Excerpted records
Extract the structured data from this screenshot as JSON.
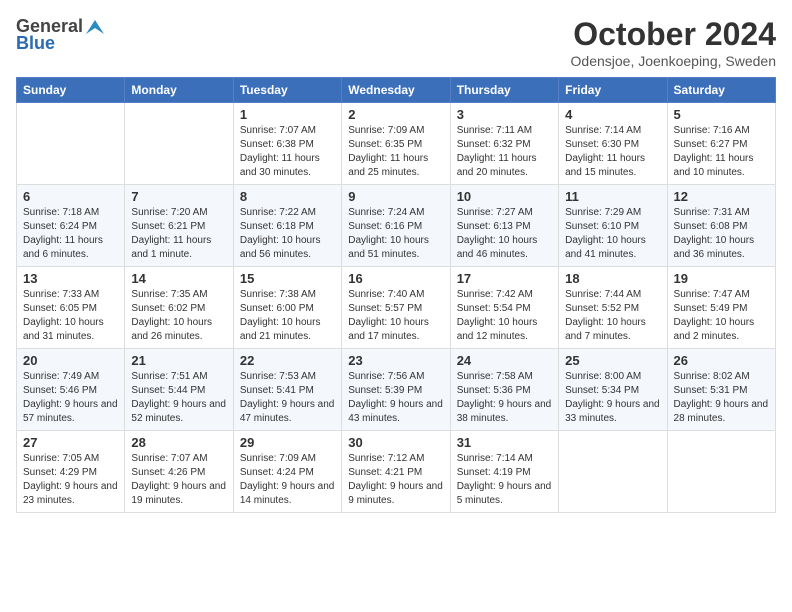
{
  "logo": {
    "general": "General",
    "blue": "Blue"
  },
  "title": "October 2024",
  "location": "Odensjoe, Joenkoeping, Sweden",
  "headers": [
    "Sunday",
    "Monday",
    "Tuesday",
    "Wednesday",
    "Thursday",
    "Friday",
    "Saturday"
  ],
  "weeks": [
    [
      {
        "day": "",
        "info": ""
      },
      {
        "day": "",
        "info": ""
      },
      {
        "day": "1",
        "info": "Sunrise: 7:07 AM\nSunset: 6:38 PM\nDaylight: 11 hours and 30 minutes."
      },
      {
        "day": "2",
        "info": "Sunrise: 7:09 AM\nSunset: 6:35 PM\nDaylight: 11 hours and 25 minutes."
      },
      {
        "day": "3",
        "info": "Sunrise: 7:11 AM\nSunset: 6:32 PM\nDaylight: 11 hours and 20 minutes."
      },
      {
        "day": "4",
        "info": "Sunrise: 7:14 AM\nSunset: 6:30 PM\nDaylight: 11 hours and 15 minutes."
      },
      {
        "day": "5",
        "info": "Sunrise: 7:16 AM\nSunset: 6:27 PM\nDaylight: 11 hours and 10 minutes."
      }
    ],
    [
      {
        "day": "6",
        "info": "Sunrise: 7:18 AM\nSunset: 6:24 PM\nDaylight: 11 hours and 6 minutes."
      },
      {
        "day": "7",
        "info": "Sunrise: 7:20 AM\nSunset: 6:21 PM\nDaylight: 11 hours and 1 minute."
      },
      {
        "day": "8",
        "info": "Sunrise: 7:22 AM\nSunset: 6:18 PM\nDaylight: 10 hours and 56 minutes."
      },
      {
        "day": "9",
        "info": "Sunrise: 7:24 AM\nSunset: 6:16 PM\nDaylight: 10 hours and 51 minutes."
      },
      {
        "day": "10",
        "info": "Sunrise: 7:27 AM\nSunset: 6:13 PM\nDaylight: 10 hours and 46 minutes."
      },
      {
        "day": "11",
        "info": "Sunrise: 7:29 AM\nSunset: 6:10 PM\nDaylight: 10 hours and 41 minutes."
      },
      {
        "day": "12",
        "info": "Sunrise: 7:31 AM\nSunset: 6:08 PM\nDaylight: 10 hours and 36 minutes."
      }
    ],
    [
      {
        "day": "13",
        "info": "Sunrise: 7:33 AM\nSunset: 6:05 PM\nDaylight: 10 hours and 31 minutes."
      },
      {
        "day": "14",
        "info": "Sunrise: 7:35 AM\nSunset: 6:02 PM\nDaylight: 10 hours and 26 minutes."
      },
      {
        "day": "15",
        "info": "Sunrise: 7:38 AM\nSunset: 6:00 PM\nDaylight: 10 hours and 21 minutes."
      },
      {
        "day": "16",
        "info": "Sunrise: 7:40 AM\nSunset: 5:57 PM\nDaylight: 10 hours and 17 minutes."
      },
      {
        "day": "17",
        "info": "Sunrise: 7:42 AM\nSunset: 5:54 PM\nDaylight: 10 hours and 12 minutes."
      },
      {
        "day": "18",
        "info": "Sunrise: 7:44 AM\nSunset: 5:52 PM\nDaylight: 10 hours and 7 minutes."
      },
      {
        "day": "19",
        "info": "Sunrise: 7:47 AM\nSunset: 5:49 PM\nDaylight: 10 hours and 2 minutes."
      }
    ],
    [
      {
        "day": "20",
        "info": "Sunrise: 7:49 AM\nSunset: 5:46 PM\nDaylight: 9 hours and 57 minutes."
      },
      {
        "day": "21",
        "info": "Sunrise: 7:51 AM\nSunset: 5:44 PM\nDaylight: 9 hours and 52 minutes."
      },
      {
        "day": "22",
        "info": "Sunrise: 7:53 AM\nSunset: 5:41 PM\nDaylight: 9 hours and 47 minutes."
      },
      {
        "day": "23",
        "info": "Sunrise: 7:56 AM\nSunset: 5:39 PM\nDaylight: 9 hours and 43 minutes."
      },
      {
        "day": "24",
        "info": "Sunrise: 7:58 AM\nSunset: 5:36 PM\nDaylight: 9 hours and 38 minutes."
      },
      {
        "day": "25",
        "info": "Sunrise: 8:00 AM\nSunset: 5:34 PM\nDaylight: 9 hours and 33 minutes."
      },
      {
        "day": "26",
        "info": "Sunrise: 8:02 AM\nSunset: 5:31 PM\nDaylight: 9 hours and 28 minutes."
      }
    ],
    [
      {
        "day": "27",
        "info": "Sunrise: 7:05 AM\nSunset: 4:29 PM\nDaylight: 9 hours and 23 minutes."
      },
      {
        "day": "28",
        "info": "Sunrise: 7:07 AM\nSunset: 4:26 PM\nDaylight: 9 hours and 19 minutes."
      },
      {
        "day": "29",
        "info": "Sunrise: 7:09 AM\nSunset: 4:24 PM\nDaylight: 9 hours and 14 minutes."
      },
      {
        "day": "30",
        "info": "Sunrise: 7:12 AM\nSunset: 4:21 PM\nDaylight: 9 hours and 9 minutes."
      },
      {
        "day": "31",
        "info": "Sunrise: 7:14 AM\nSunset: 4:19 PM\nDaylight: 9 hours and 5 minutes."
      },
      {
        "day": "",
        "info": ""
      },
      {
        "day": "",
        "info": ""
      }
    ]
  ]
}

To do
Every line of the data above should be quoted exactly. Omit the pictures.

Result of this task
Extract the structured data from this screenshot as JSON.
{
  "logo": {
    "general": "General",
    "blue": "Blue"
  },
  "title": "October 2024",
  "location": "Odensjoe, Joenkoeping, Sweden",
  "headers": [
    "Sunday",
    "Monday",
    "Tuesday",
    "Wednesday",
    "Thursday",
    "Friday",
    "Saturday"
  ],
  "weeks": [
    [
      {
        "day": "",
        "info": ""
      },
      {
        "day": "",
        "info": ""
      },
      {
        "day": "1",
        "info": "Sunrise: 7:07 AM\nSunset: 6:38 PM\nDaylight: 11 hours and 30 minutes."
      },
      {
        "day": "2",
        "info": "Sunrise: 7:09 AM\nSunset: 6:35 PM\nDaylight: 11 hours and 25 minutes."
      },
      {
        "day": "3",
        "info": "Sunrise: 7:11 AM\nSunset: 6:32 PM\nDaylight: 11 hours and 20 minutes."
      },
      {
        "day": "4",
        "info": "Sunrise: 7:14 AM\nSunset: 6:30 PM\nDaylight: 11 hours and 15 minutes."
      },
      {
        "day": "5",
        "info": "Sunrise: 7:16 AM\nSunset: 6:27 PM\nDaylight: 11 hours and 10 minutes."
      }
    ],
    [
      {
        "day": "6",
        "info": "Sunrise: 7:18 AM\nSunset: 6:24 PM\nDaylight: 11 hours and 6 minutes."
      },
      {
        "day": "7",
        "info": "Sunrise: 7:20 AM\nSunset: 6:21 PM\nDaylight: 11 hours and 1 minute."
      },
      {
        "day": "8",
        "info": "Sunrise: 7:22 AM\nSunset: 6:18 PM\nDaylight: 10 hours and 56 minutes."
      },
      {
        "day": "9",
        "info": "Sunrise: 7:24 AM\nSunset: 6:16 PM\nDaylight: 10 hours and 51 minutes."
      },
      {
        "day": "10",
        "info": "Sunrise: 7:27 AM\nSunset: 6:13 PM\nDaylight: 10 hours and 46 minutes."
      },
      {
        "day": "11",
        "info": "Sunrise: 7:29 AM\nSunset: 6:10 PM\nDaylight: 10 hours and 41 minutes."
      },
      {
        "day": "12",
        "info": "Sunrise: 7:31 AM\nSunset: 6:08 PM\nDaylight: 10 hours and 36 minutes."
      }
    ],
    [
      {
        "day": "13",
        "info": "Sunrise: 7:33 AM\nSunset: 6:05 PM\nDaylight: 10 hours and 31 minutes."
      },
      {
        "day": "14",
        "info": "Sunrise: 7:35 AM\nSunset: 6:02 PM\nDaylight: 10 hours and 26 minutes."
      },
      {
        "day": "15",
        "info": "Sunrise: 7:38 AM\nSunset: 6:00 PM\nDaylight: 10 hours and 21 minutes."
      },
      {
        "day": "16",
        "info": "Sunrise: 7:40 AM\nSunset: 5:57 PM\nDaylight: 10 hours and 17 minutes."
      },
      {
        "day": "17",
        "info": "Sunrise: 7:42 AM\nSunset: 5:54 PM\nDaylight: 10 hours and 12 minutes."
      },
      {
        "day": "18",
        "info": "Sunrise: 7:44 AM\nSunset: 5:52 PM\nDaylight: 10 hours and 7 minutes."
      },
      {
        "day": "19",
        "info": "Sunrise: 7:47 AM\nSunset: 5:49 PM\nDaylight: 10 hours and 2 minutes."
      }
    ],
    [
      {
        "day": "20",
        "info": "Sunrise: 7:49 AM\nSunset: 5:46 PM\nDaylight: 9 hours and 57 minutes."
      },
      {
        "day": "21",
        "info": "Sunrise: 7:51 AM\nSunset: 5:44 PM\nDaylight: 9 hours and 52 minutes."
      },
      {
        "day": "22",
        "info": "Sunrise: 7:53 AM\nSunset: 5:41 PM\nDaylight: 9 hours and 47 minutes."
      },
      {
        "day": "23",
        "info": "Sunrise: 7:56 AM\nSunset: 5:39 PM\nDaylight: 9 hours and 43 minutes."
      },
      {
        "day": "24",
        "info": "Sunrise: 7:58 AM\nSunset: 5:36 PM\nDaylight: 9 hours and 38 minutes."
      },
      {
        "day": "25",
        "info": "Sunrise: 8:00 AM\nSunset: 5:34 PM\nDaylight: 9 hours and 33 minutes."
      },
      {
        "day": "26",
        "info": "Sunrise: 8:02 AM\nSunset: 5:31 PM\nDaylight: 9 hours and 28 minutes."
      }
    ],
    [
      {
        "day": "27",
        "info": "Sunrise: 7:05 AM\nSunset: 4:29 PM\nDaylight: 9 hours and 23 minutes."
      },
      {
        "day": "28",
        "info": "Sunrise: 7:07 AM\nSunset: 4:26 PM\nDaylight: 9 hours and 19 minutes."
      },
      {
        "day": "29",
        "info": "Sunrise: 7:09 AM\nSunset: 4:24 PM\nDaylight: 9 hours and 14 minutes."
      },
      {
        "day": "30",
        "info": "Sunrise: 7:12 AM\nSunset: 4:21 PM\nDaylight: 9 hours and 9 minutes."
      },
      {
        "day": "31",
        "info": "Sunrise: 7:14 AM\nSunset: 4:19 PM\nDaylight: 9 hours and 5 minutes."
      },
      {
        "day": "",
        "info": ""
      },
      {
        "day": "",
        "info": ""
      }
    ]
  ]
}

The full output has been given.